Overall, the greatest lessons that the East and West may learn from one another is that each of our cultures when placed in the petri dish of human experience, such has happened in Shanghai, may create a strong and positive chemical reaction such as those experienced by the Jews and Chinese in 1938. The closer we are to one another, the more curious we are about each others background and beliefs, and the more engaged we are with one another could not only promote enduring friendships and peace but also a combined hope for a better world to come. I saw this with my own eyes at the Shanghai Jewish Cultural Museum and outwith throughout this remarkable city.
Lao Tzu wrote that “being deeply loved by someone gives you strength, while loving someone deeply gives you courage.”
I thoroughly believe this kind of courage is needed now, more than ever before.
After all, another wise philospher named Confucius recognized that “If there is righteousness in the heart, there will be beauty in the character. If there is beauty in the character, there will be harmony in the home. If there is harmony in the home, there will be order in the nations.
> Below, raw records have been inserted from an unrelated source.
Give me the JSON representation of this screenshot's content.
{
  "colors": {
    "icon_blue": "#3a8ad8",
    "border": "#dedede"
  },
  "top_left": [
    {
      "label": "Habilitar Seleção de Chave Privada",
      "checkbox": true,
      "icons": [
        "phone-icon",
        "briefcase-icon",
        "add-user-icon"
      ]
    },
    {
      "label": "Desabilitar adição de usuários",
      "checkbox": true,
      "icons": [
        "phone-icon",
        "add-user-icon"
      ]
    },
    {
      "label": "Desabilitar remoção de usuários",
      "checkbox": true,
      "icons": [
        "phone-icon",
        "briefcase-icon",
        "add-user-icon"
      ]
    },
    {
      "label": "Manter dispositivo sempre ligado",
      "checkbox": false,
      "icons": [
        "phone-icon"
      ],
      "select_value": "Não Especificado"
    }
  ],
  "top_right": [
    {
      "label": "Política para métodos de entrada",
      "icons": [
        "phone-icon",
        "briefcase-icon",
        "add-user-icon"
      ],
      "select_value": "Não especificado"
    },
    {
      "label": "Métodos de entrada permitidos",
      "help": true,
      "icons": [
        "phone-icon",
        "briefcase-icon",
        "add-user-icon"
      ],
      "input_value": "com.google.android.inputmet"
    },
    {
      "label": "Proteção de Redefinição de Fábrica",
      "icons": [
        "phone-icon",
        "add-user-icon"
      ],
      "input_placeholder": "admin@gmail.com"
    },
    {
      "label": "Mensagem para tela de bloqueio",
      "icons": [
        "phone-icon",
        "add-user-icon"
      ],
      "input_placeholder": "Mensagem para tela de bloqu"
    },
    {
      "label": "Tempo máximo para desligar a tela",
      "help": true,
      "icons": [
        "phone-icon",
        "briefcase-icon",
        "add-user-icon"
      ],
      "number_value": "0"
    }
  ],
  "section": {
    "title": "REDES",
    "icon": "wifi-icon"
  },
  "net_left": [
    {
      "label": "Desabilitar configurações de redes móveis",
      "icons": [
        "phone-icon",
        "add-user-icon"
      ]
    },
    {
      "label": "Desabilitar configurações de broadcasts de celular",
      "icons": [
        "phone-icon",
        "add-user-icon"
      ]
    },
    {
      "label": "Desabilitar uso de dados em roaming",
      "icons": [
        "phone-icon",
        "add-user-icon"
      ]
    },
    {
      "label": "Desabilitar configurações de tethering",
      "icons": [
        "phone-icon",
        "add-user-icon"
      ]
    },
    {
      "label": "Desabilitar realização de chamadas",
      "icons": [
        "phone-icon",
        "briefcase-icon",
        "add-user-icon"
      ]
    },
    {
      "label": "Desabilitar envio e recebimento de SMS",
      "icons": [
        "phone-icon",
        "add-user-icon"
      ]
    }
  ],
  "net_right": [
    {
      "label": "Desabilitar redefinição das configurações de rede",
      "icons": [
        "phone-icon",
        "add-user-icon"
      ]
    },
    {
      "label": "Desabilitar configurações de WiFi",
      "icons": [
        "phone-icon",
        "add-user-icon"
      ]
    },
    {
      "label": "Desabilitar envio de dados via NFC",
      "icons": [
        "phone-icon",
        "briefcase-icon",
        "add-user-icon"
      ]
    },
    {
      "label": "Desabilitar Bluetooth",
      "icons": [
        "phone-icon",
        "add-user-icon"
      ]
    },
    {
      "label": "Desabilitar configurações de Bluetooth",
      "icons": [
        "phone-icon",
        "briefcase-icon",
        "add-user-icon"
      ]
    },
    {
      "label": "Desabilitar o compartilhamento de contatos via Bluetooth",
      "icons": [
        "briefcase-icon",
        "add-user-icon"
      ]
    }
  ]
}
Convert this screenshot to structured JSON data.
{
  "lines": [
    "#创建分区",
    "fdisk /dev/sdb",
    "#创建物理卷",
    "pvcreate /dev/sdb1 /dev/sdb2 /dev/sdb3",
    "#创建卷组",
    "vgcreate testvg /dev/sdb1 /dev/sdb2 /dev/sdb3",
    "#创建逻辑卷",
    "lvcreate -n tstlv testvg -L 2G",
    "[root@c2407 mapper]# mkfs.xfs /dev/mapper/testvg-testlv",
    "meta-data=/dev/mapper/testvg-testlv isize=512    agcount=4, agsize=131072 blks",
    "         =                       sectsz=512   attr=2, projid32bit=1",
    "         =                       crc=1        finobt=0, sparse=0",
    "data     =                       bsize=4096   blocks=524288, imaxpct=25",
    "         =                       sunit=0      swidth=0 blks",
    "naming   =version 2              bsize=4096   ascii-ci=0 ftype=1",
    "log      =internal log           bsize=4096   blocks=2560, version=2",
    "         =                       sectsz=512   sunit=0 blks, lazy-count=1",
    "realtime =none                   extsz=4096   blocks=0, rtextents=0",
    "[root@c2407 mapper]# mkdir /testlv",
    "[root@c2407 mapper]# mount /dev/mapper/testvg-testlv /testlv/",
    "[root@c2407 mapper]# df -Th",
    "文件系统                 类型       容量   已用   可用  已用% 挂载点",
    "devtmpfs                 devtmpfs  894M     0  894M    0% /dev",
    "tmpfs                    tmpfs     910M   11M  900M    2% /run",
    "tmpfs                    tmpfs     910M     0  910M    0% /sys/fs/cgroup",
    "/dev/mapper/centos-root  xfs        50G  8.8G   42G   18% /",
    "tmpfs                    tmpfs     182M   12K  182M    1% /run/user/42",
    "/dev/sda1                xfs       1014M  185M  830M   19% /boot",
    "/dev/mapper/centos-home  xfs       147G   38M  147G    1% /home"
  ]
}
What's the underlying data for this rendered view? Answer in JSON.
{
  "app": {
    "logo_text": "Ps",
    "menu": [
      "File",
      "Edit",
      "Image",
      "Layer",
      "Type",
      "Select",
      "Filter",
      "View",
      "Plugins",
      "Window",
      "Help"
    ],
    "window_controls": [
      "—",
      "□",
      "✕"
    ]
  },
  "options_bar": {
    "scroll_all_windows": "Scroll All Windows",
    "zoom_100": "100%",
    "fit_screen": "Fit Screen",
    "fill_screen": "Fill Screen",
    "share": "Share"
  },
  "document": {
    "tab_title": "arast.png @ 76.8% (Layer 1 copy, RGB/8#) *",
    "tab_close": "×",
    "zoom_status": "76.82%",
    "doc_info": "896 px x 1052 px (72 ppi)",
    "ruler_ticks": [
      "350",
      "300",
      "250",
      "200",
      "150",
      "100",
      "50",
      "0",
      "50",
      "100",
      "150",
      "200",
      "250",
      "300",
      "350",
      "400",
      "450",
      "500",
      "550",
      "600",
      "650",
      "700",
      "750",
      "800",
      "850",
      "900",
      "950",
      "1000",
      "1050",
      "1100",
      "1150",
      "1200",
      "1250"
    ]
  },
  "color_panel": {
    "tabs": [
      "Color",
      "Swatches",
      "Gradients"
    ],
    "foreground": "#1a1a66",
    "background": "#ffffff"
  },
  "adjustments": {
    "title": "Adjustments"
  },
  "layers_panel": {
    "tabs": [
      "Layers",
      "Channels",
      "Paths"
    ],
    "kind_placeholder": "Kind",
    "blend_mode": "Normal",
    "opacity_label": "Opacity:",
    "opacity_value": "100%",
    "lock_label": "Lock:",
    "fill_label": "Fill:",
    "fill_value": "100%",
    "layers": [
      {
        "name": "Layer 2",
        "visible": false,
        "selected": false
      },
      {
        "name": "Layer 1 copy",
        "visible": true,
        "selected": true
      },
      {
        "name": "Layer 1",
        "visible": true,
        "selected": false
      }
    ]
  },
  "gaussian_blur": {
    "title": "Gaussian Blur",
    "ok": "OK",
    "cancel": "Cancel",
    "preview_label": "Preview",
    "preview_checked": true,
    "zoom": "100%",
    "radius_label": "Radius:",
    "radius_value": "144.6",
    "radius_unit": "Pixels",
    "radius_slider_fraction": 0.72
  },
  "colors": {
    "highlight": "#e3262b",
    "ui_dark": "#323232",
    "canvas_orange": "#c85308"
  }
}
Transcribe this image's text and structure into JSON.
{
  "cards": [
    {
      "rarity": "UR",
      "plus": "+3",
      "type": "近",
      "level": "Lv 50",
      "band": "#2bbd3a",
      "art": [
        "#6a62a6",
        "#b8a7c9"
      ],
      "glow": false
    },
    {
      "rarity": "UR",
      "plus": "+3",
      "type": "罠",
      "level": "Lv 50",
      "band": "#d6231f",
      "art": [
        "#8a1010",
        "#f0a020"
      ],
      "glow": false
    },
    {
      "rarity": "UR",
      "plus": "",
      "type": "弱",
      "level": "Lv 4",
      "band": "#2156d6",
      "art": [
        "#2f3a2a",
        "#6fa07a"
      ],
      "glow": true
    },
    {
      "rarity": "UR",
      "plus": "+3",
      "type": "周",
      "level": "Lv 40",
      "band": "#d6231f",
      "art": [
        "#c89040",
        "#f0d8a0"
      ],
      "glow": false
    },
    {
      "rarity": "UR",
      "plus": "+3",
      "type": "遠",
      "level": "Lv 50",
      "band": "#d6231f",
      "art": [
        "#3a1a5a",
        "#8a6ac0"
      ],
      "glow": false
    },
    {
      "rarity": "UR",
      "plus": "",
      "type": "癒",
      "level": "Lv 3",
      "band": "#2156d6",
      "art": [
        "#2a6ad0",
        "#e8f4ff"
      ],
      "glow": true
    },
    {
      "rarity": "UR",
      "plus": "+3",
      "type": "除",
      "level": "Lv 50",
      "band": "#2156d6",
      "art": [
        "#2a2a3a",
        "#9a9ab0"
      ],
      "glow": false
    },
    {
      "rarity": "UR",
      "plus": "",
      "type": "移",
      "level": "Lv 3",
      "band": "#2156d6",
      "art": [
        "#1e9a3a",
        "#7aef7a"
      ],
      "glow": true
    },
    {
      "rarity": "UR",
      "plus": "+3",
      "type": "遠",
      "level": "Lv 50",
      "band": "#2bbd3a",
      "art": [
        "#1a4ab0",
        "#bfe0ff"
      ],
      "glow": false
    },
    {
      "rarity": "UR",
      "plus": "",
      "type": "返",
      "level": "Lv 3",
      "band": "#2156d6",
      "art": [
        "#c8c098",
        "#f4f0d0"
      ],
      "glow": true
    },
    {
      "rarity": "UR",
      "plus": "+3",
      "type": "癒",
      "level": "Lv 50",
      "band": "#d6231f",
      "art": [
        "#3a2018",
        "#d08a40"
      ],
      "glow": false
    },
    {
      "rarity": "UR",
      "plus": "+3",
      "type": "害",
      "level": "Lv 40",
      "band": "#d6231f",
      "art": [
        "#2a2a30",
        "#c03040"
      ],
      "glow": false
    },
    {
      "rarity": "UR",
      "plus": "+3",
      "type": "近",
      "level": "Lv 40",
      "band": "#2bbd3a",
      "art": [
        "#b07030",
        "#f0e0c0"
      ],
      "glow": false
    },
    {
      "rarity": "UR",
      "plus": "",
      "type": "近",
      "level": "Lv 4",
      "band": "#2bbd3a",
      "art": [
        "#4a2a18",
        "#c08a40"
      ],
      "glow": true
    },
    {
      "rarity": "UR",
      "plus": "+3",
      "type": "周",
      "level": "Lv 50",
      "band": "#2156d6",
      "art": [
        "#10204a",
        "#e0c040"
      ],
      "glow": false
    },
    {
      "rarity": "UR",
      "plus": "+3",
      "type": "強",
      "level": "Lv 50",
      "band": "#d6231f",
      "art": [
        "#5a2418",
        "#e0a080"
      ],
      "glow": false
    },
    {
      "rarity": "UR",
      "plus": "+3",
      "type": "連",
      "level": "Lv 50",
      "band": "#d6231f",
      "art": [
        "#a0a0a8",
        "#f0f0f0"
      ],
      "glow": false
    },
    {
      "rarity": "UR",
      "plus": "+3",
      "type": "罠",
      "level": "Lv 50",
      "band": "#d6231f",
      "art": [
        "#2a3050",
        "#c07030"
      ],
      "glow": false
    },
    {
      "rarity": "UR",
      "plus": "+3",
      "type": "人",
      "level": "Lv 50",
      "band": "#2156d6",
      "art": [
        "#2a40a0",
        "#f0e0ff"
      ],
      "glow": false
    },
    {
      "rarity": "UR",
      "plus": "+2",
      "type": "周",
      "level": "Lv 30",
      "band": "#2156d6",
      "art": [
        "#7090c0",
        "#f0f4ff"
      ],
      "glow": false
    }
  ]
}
When there is order in the nations, there will peace in the world.” He knew that righteousness, such as exhibited by the Chinese people, may indeed re – shape the world.
Finally, Lao Tzu also reminds us that “the journey of a thousand miles begins with a single step.” Similarly, in the Jewish Talmud, the Hebrew people were reminded that whilst they are not expected to always complete the work they undertake, neither are they free to refrain from starting their work.
Therefore, I believe that my journey to the far east has revealed that President Xi is correct in that we have much to learn from one another. In my new role as a Vice Chair of the Shanghai Jewish Refugee Museum, I plan to use this platform to share further insights about our mutuality of spirit that may lead to a path toward creating a more righteous and therefore peaceful world to come.
For more information about the Shanghai Jewish Refugee Museum visit